(Entries taken from a collection)
= = =
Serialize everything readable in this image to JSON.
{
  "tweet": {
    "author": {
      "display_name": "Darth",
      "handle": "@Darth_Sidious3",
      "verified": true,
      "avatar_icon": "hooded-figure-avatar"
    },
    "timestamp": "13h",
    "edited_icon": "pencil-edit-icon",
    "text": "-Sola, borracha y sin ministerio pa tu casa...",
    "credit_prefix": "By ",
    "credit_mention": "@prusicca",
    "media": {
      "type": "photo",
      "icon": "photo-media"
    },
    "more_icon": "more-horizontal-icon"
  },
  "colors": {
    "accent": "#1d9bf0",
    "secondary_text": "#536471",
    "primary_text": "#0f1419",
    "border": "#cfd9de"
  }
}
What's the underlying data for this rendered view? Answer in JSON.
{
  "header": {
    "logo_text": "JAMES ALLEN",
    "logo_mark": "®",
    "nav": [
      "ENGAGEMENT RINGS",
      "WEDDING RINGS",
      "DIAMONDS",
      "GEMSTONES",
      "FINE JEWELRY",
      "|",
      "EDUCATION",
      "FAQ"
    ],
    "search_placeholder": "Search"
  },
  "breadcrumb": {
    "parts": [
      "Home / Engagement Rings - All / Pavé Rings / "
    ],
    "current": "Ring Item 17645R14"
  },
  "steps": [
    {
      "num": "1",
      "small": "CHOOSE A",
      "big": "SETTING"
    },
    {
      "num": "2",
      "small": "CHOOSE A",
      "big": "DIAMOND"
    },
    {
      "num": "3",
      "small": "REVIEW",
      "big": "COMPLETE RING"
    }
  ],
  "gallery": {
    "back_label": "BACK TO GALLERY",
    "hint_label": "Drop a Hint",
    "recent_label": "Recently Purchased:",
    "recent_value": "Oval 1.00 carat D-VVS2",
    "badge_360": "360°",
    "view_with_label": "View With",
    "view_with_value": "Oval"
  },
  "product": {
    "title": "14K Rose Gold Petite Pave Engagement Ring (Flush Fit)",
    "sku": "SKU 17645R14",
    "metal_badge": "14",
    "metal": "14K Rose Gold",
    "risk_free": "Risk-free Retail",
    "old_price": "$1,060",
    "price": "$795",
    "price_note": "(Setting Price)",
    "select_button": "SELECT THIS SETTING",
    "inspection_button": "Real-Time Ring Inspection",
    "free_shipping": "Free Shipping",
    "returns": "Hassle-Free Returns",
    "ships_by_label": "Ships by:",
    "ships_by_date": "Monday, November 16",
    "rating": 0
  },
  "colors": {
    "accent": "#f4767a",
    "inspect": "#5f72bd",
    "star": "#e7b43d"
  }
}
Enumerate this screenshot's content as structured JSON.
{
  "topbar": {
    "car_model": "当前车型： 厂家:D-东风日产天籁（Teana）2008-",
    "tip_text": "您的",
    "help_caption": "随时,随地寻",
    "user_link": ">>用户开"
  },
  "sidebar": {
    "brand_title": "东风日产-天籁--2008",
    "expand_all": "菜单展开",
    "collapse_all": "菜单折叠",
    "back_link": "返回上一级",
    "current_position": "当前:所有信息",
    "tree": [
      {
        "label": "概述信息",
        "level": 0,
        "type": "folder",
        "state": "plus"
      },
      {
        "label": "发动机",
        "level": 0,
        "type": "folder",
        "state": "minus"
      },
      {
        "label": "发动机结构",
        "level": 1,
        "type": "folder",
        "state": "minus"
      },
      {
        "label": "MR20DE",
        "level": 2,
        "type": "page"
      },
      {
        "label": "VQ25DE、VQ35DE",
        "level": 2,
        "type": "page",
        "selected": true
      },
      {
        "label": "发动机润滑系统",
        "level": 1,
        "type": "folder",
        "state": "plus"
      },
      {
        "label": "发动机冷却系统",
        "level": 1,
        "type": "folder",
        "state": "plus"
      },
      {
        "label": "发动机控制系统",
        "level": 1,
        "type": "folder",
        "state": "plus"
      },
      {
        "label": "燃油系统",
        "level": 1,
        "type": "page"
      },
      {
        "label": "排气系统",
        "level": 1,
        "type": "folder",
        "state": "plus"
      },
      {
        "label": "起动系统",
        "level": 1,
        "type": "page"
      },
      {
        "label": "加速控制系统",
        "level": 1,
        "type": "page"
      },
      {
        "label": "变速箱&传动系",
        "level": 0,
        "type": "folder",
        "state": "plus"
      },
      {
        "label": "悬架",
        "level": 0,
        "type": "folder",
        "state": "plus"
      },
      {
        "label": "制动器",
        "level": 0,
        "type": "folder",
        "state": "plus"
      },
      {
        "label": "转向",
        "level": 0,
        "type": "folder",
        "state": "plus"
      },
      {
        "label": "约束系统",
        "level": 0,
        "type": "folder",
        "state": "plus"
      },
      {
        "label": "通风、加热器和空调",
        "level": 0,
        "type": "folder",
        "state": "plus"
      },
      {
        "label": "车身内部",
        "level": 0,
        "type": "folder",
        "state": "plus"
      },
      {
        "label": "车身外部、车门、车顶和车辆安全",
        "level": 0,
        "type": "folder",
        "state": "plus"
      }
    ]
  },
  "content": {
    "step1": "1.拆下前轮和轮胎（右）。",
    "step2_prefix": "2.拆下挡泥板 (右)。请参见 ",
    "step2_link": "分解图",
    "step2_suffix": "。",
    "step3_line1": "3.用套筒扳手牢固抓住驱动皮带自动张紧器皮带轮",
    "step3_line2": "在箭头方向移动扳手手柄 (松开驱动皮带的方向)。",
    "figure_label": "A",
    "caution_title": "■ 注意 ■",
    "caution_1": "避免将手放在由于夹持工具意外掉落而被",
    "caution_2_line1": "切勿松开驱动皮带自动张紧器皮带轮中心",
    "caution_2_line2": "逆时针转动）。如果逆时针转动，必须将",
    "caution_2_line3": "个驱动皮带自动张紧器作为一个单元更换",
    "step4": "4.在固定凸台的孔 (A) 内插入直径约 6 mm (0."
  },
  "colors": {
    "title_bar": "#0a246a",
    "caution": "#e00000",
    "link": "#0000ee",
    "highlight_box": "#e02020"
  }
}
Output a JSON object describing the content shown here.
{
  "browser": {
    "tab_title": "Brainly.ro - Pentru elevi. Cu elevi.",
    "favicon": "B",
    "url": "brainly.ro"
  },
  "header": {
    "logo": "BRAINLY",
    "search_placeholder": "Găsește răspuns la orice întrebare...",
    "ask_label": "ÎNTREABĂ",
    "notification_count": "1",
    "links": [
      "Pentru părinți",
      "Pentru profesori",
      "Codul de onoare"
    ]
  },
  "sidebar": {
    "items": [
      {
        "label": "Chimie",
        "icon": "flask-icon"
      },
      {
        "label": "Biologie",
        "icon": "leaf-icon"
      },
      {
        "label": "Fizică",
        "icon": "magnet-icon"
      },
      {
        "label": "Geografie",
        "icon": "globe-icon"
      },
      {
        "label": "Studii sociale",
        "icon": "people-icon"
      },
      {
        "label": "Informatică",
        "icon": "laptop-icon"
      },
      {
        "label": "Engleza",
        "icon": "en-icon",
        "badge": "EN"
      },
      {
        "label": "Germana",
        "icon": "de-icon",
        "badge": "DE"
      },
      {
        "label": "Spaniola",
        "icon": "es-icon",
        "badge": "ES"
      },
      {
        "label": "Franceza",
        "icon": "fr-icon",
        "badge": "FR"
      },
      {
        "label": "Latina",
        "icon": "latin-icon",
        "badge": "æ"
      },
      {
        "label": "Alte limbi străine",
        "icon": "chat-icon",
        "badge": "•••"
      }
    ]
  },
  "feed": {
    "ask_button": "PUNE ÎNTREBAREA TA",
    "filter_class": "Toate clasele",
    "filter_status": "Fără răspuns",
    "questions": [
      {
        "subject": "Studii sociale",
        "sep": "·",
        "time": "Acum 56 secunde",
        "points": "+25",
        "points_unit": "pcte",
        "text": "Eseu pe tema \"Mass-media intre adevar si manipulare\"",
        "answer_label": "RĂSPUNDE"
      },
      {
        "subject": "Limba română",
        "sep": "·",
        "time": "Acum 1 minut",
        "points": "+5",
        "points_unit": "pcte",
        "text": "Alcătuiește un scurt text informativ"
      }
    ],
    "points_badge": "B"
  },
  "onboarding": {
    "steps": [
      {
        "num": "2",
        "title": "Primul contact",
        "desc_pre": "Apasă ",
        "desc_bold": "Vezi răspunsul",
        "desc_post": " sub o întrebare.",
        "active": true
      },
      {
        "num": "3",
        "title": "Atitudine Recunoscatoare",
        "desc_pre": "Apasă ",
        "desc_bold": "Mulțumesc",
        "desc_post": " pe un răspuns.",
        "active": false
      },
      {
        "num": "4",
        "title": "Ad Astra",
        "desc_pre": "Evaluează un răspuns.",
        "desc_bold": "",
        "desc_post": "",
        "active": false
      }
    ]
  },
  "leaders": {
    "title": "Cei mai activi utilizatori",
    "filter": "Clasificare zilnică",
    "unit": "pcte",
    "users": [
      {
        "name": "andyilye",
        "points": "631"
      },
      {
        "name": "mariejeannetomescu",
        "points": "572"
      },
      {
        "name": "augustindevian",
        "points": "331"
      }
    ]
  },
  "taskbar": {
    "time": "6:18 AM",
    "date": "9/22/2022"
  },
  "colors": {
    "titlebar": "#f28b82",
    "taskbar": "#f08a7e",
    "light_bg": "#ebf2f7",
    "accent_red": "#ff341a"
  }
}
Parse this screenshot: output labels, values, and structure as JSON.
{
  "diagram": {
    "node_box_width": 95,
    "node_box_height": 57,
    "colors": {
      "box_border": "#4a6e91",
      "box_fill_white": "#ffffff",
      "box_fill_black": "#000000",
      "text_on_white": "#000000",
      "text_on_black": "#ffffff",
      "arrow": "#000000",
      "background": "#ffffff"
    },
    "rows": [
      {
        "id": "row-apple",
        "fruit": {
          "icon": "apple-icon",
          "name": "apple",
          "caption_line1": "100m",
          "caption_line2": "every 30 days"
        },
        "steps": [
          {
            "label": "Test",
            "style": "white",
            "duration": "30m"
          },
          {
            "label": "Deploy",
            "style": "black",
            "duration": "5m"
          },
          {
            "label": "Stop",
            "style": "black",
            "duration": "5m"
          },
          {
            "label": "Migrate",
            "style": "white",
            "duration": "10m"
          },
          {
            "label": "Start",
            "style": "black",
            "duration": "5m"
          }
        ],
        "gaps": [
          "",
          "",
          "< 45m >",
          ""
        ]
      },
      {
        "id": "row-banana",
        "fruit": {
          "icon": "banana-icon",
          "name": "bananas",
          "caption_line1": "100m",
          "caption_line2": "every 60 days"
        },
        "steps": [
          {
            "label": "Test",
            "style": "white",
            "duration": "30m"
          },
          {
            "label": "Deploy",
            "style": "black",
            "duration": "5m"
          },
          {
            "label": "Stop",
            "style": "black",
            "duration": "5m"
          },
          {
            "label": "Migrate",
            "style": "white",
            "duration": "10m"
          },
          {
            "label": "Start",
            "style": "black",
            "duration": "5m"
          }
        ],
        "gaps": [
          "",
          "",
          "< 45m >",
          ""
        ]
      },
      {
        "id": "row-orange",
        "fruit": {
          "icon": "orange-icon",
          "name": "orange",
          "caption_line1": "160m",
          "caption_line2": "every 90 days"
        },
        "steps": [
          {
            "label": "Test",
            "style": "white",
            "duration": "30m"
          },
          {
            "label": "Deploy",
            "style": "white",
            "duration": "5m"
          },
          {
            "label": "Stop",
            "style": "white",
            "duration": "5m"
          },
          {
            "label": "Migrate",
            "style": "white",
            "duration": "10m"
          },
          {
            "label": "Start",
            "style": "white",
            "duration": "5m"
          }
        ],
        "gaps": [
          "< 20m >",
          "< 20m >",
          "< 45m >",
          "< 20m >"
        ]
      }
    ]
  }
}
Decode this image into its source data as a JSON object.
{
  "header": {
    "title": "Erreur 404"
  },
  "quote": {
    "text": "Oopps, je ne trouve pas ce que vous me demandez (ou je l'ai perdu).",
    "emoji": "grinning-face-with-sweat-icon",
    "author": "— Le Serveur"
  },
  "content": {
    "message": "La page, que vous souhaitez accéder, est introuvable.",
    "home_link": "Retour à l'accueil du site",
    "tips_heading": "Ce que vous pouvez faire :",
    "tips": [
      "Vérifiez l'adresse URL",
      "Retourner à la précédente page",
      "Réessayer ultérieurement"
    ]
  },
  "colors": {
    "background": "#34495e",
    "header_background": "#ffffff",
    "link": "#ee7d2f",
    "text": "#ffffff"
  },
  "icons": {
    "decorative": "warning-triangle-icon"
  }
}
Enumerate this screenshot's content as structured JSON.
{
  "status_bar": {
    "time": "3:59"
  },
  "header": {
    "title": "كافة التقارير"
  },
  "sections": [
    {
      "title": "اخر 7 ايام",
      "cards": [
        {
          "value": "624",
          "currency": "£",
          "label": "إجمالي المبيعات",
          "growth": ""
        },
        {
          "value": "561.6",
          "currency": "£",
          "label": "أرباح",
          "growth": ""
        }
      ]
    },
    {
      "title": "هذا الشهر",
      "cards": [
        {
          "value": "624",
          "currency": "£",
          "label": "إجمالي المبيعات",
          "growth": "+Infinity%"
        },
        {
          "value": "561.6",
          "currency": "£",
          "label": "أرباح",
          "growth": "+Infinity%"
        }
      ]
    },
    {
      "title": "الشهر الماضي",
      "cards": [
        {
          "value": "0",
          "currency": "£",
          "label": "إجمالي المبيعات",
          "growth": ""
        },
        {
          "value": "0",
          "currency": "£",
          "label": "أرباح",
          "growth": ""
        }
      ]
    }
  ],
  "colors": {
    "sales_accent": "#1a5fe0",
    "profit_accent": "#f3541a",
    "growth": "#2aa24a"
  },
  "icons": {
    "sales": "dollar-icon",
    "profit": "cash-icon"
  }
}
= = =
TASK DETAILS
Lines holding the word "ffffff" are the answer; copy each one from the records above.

RESPONSE TO THIS EXERCISE
      "box_fill_white": "#ffffff",
      "text_on_black": "#ffffff",
      "background": "#ffffff"
    "header_background": "#ffffff",
    "text": "#ffffff"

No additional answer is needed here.